┌─ Supplied material

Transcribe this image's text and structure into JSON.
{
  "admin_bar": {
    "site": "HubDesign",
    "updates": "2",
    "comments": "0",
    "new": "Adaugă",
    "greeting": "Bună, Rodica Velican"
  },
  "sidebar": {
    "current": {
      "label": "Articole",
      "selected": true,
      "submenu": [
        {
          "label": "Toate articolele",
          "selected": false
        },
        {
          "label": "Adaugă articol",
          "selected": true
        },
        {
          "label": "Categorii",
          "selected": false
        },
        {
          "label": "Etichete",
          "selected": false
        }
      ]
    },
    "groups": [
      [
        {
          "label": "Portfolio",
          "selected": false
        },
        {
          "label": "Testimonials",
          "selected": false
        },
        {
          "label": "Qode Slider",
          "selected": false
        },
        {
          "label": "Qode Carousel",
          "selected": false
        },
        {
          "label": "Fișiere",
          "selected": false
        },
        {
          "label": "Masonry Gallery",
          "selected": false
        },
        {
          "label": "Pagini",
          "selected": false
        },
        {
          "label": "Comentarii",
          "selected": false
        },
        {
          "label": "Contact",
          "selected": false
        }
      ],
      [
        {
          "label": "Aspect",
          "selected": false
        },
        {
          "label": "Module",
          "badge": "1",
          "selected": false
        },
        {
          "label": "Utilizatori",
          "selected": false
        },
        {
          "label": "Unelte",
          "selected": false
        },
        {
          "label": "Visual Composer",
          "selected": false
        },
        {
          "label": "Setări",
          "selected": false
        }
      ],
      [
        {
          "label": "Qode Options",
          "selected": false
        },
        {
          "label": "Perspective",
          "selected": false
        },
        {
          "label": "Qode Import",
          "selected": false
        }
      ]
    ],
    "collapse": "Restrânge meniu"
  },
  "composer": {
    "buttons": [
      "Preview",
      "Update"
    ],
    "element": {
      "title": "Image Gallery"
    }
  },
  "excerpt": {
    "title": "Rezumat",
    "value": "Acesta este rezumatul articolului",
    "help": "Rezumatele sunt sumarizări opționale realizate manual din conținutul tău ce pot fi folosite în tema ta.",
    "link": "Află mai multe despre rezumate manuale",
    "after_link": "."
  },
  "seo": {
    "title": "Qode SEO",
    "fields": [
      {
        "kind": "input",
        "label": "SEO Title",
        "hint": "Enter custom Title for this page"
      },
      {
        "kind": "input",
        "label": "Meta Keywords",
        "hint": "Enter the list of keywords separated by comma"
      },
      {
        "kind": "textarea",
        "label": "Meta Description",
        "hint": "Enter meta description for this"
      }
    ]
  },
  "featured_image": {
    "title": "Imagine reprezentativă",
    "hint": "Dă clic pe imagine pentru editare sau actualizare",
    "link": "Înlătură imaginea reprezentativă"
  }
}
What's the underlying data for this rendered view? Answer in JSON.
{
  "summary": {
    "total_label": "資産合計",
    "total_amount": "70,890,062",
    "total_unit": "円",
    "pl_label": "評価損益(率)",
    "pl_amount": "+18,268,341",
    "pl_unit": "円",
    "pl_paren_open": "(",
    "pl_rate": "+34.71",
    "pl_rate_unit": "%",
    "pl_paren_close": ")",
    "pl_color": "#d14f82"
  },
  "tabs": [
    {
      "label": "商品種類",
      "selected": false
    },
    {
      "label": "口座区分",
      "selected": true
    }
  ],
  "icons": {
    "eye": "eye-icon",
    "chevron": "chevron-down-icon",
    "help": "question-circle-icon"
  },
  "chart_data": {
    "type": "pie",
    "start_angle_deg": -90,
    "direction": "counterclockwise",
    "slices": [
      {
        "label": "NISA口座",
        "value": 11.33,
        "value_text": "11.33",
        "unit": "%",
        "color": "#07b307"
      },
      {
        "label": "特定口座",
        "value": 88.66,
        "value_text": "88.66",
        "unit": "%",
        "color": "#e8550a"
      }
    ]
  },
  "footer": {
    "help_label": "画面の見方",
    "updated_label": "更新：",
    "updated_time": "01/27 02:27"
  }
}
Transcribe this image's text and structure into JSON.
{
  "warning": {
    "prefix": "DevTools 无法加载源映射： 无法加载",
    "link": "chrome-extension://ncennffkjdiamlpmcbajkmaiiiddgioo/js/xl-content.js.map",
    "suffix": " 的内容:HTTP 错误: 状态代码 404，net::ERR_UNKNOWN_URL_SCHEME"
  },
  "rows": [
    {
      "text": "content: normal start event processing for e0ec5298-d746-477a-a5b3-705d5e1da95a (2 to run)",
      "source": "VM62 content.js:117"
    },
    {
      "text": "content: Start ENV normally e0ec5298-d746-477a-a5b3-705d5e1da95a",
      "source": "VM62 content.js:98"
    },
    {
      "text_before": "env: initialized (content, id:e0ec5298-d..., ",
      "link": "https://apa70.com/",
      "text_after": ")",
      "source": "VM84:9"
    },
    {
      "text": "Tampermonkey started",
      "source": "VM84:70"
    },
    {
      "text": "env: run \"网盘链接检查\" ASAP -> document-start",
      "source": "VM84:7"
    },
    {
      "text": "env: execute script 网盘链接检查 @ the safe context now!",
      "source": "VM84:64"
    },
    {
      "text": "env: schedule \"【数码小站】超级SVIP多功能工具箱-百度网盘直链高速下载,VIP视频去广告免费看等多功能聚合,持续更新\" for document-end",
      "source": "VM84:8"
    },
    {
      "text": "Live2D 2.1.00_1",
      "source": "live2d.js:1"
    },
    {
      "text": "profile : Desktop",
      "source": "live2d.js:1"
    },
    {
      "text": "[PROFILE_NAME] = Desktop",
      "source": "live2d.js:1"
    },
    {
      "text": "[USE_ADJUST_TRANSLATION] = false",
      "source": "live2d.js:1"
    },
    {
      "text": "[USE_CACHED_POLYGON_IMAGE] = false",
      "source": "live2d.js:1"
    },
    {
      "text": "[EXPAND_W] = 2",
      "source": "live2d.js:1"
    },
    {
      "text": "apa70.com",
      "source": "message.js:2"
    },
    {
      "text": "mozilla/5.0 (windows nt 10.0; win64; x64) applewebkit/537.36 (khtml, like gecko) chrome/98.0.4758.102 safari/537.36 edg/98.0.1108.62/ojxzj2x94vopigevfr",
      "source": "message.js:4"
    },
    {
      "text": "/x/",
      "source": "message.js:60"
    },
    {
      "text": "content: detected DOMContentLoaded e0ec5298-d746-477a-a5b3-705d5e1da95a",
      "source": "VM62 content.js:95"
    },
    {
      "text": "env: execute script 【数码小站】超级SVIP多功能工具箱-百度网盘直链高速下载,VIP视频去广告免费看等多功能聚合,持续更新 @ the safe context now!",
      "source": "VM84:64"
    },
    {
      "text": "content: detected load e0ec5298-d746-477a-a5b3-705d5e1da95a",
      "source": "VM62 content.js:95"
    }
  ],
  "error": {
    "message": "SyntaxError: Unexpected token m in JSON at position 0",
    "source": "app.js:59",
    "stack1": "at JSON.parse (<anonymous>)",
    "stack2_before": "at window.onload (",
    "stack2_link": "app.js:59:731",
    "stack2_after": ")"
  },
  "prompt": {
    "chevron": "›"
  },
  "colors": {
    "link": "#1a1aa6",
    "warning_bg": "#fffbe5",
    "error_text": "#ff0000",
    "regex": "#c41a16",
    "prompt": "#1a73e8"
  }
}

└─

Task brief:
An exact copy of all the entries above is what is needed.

Solution to this problem:
Transcribe this image's text and structure into JSON.
{
  "admin_bar": {
    "site": "HubDesign",
    "updates": "2",
    "comments": "0",
    "new": "Adaugă",
    "greeting": "Bună, Rodica Velican"
  },
  "sidebar": {
    "current": {
      "label": "Articole",
      "selected": true,
      "submenu": [
        {
          "label": "Toate articolele",
          "selected": false
        },
        {
          "label": "Adaugă articol",
          "selected": true
        },
        {
          "label": "Categorii",
          "selected": false
        },
        {
          "label": "Etichete",
          "selected": false
        }
      ]
    },
    "groups": [
      [
        {
          "label": "Portfolio",
          "selected": false
        },
        {
          "label": "Testimonials",
          "selected": false
        },
        {
          "label": "Qode Slider",
          "selected": false
        },
        {
          "label": "Qode Carousel",
          "selected": false
        },
        {
          "label": "Fișiere",
          "selected": false
        },
        {
          "label": "Masonry Gallery",
          "selected": false
        },
        {
          "label": "Pagini",
          "selected": false
        },
        {
          "label": "Comentarii",
          "selected": false
        },
        {
          "label": "Contact",
          "selected": false
        }
      ],
      [
        {
          "label": "Aspect",
          "selected": false
        },
        {
          "label": "Module",
          "badge": "1",
          "selected": false
        },
        {
          "label": "Utilizatori",
          "selected": false
        },
        {
          "label": "Unelte",
          "selected": false
        },
        {
          "label": "Visual Composer",
          "selected": false
        },
        {
          "label": "Setări",
          "selected": false
        }
      ],
      [
        {
          "label": "Qode Options",
          "selected": false
        },
        {
          "label": "Perspective",
          "selected": false
        },
        {
          "label": "Qode Import",
          "selected": false
        }
      ]
    ],
    "collapse": "Restrânge meniu"
  },
  "composer": {
    "buttons": [
      "Preview",
      "Update"
    ],
    "element": {
      "title": "Image Gallery"
    }
  },
  "excerpt": {
    "title": "Rezumat",
    "value": "Acesta este rezumatul articolului",
    "help": "Rezumatele sunt sumarizări opționale realizate manual din conținutul tău ce pot fi folosite în tema ta.",
    "link": "Află mai multe despre rezumate manuale",
    "after_link": "."
  },
  "seo": {
    "title": "Qode SEO",
    "fields": [
      {
        "kind": "input",
        "label": "SEO Title",
        "hint": "Enter custom Title for this page"
      },
      {
        "kind": "input",
        "label": "Meta Keywords",
        "hint": "Enter the list of keywords separated by comma"
      },
      {
        "kind": "textarea",
        "label": "Meta Description",
        "hint": "Enter meta description for this"
      }
    ]
  },
  "featured_image": {
    "title": "Imagine reprezentativă",
    "hint": "Dă clic pe imagine pentru editare sau actualizare",
    "link": "Înlătură imaginea reprezentativă"
  }
}
What's the underlying data for this rendered view? Answer in JSON.
{
  "summary": {
    "total_label": "資産合計",
    "total_amount": "70,890,062",
    "total_unit": "円",
    "pl_label": "評価損益(率)",
    "pl_amount": "+18,268,341",
    "pl_unit": "円",
    "pl_paren_open": "(",
    "pl_rate": "+34.71",
    "pl_rate_unit": "%",
    "pl_paren_close": ")",
    "pl_color": "#d14f82"
  },
  "tabs": [
    {
      "label": "商品種類",
      "selected": false
    },
    {
      "label": "口座区分",
      "selected": true
    }
  ],
  "icons": {
    "eye": "eye-icon",
    "chevron": "chevron-down-icon",
    "help": "question-circle-icon"
  },
  "chart_data": {
    "type": "pie",
    "start_angle_deg": -90,
    "direction": "counterclockwise",
    "slices": [
      {
        "label": "NISA口座",
        "value": 11.33,
        "value_text": "11.33",
        "unit": "%",
        "color": "#07b307"
      },
      {
        "label": "特定口座",
        "value": 88.66,
        "value_text": "88.66",
        "unit": "%",
        "color": "#e8550a"
      }
    ]
  },
  "footer": {
    "help_label": "画面の見方",
    "updated_label": "更新：",
    "updated_time": "01/27 02:27"
  }
}
Transcribe this image's text and structure into JSON.
{
  "warning": {
    "prefix": "DevTools 无法加载源映射： 无法加载",
    "link": "chrome-extension://ncennffkjdiamlpmcbajkmaiiiddgioo/js/xl-content.js.map",
    "suffix": " 的内容:HTTP 错误: 状态代码 404，net::ERR_UNKNOWN_URL_SCHEME"
  },
  "rows": [
    {
      "text": "content: normal start event processing for e0ec5298-d746-477a-a5b3-705d5e1da95a (2 to run)",
      "source": "VM62 content.js:117"
    },
    {
      "text": "content: Start ENV normally e0ec5298-d746-477a-a5b3-705d5e1da95a",
      "source": "VM62 content.js:98"
    },
    {
      "text_before": "env: initialized (content, id:e0ec5298-d..., ",
      "link": "https://apa70.com/",
      "text_after": ")",
      "source": "VM84:9"
    },
    {
      "text": "Tampermonkey started",
      "source": "VM84:70"
    },
    {
      "text": "env: run \"网盘链接检查\" ASAP -> document-start",
      "source": "VM84:7"
    },
    {
      "text": "env: execute script 网盘链接检查 @ the safe context now!",
      "source": "VM84:64"
    },
    {
      "text": "env: schedule \"【数码小站】超级SVIP多功能工具箱-百度网盘直链高速下载,VIP视频去广告免费看等多功能聚合,持续更新\" for document-end",
      "source": "VM84:8"
    },
    {
      "text": "Live2D 2.1.00_1",
      "source": "live2d.js:1"
    },
    {
      "text": "profile : Desktop",
      "source": "live2d.js:1"
    },
    {
      "text": "[PROFILE_NAME] = Desktop",
      "source": "live2d.js:1"
    },
    {
      "text": "[USE_ADJUST_TRANSLATION] = false",
      "source": "live2d.js:1"
    },
    {
      "text": "[USE_CACHED_POLYGON_IMAGE] = false",
      "source": "live2d.js:1"
    },
    {
      "text": "[EXPAND_W] = 2",
      "source": "live2d.js:1"
    },
    {
      "text": "apa70.com",
      "source": "message.js:2"
    },
    {
      "text": "mozilla/5.0 (windows nt 10.0; win64; x64) applewebkit/537.36 (khtml, like gecko) chrome/98.0.4758.102 safari/537.36 edg/98.0.1108.62/ojxzj2x94vopigevfr",
      "source": "message.js:4"
    },
    {
      "text": "/x/",
      "source": "message.js:60"
    },
    {
      "text": "content: detected DOMContentLoaded e0ec5298-d746-477a-a5b3-705d5e1da95a",
      "source": "VM62 content.js:95"
    },
    {
      "text": "env: execute script 【数码小站】超级SVIP多功能工具箱-百度网盘直链高速下载,VIP视频去广告免费看等多功能聚合,持续更新 @ the safe context now!",
      "source": "VM84:64"
    },
    {
      "text": "content: detected load e0ec5298-d746-477a-a5b3-705d5e1da95a",
      "source": "VM62 content.js:95"
    }
  ],
  "error": {
    "message": "SyntaxError: Unexpected token m in JSON at position 0",
    "source": "app.js:59",
    "stack1": "at JSON.parse (<anonymous>)",
    "stack2_before": "at window.onload (",
    "stack2_link": "app.js:59:731",
    "stack2_after": ")"
  },
  "prompt": {
    "chevron": "›"
  },
  "colors": {
    "link": "#1a1aa6",
    "warning_bg": "#fffbe5",
    "error_text": "#ff0000",
    "regex": "#c41a16",
    "prompt": "#1a73e8"
  }
}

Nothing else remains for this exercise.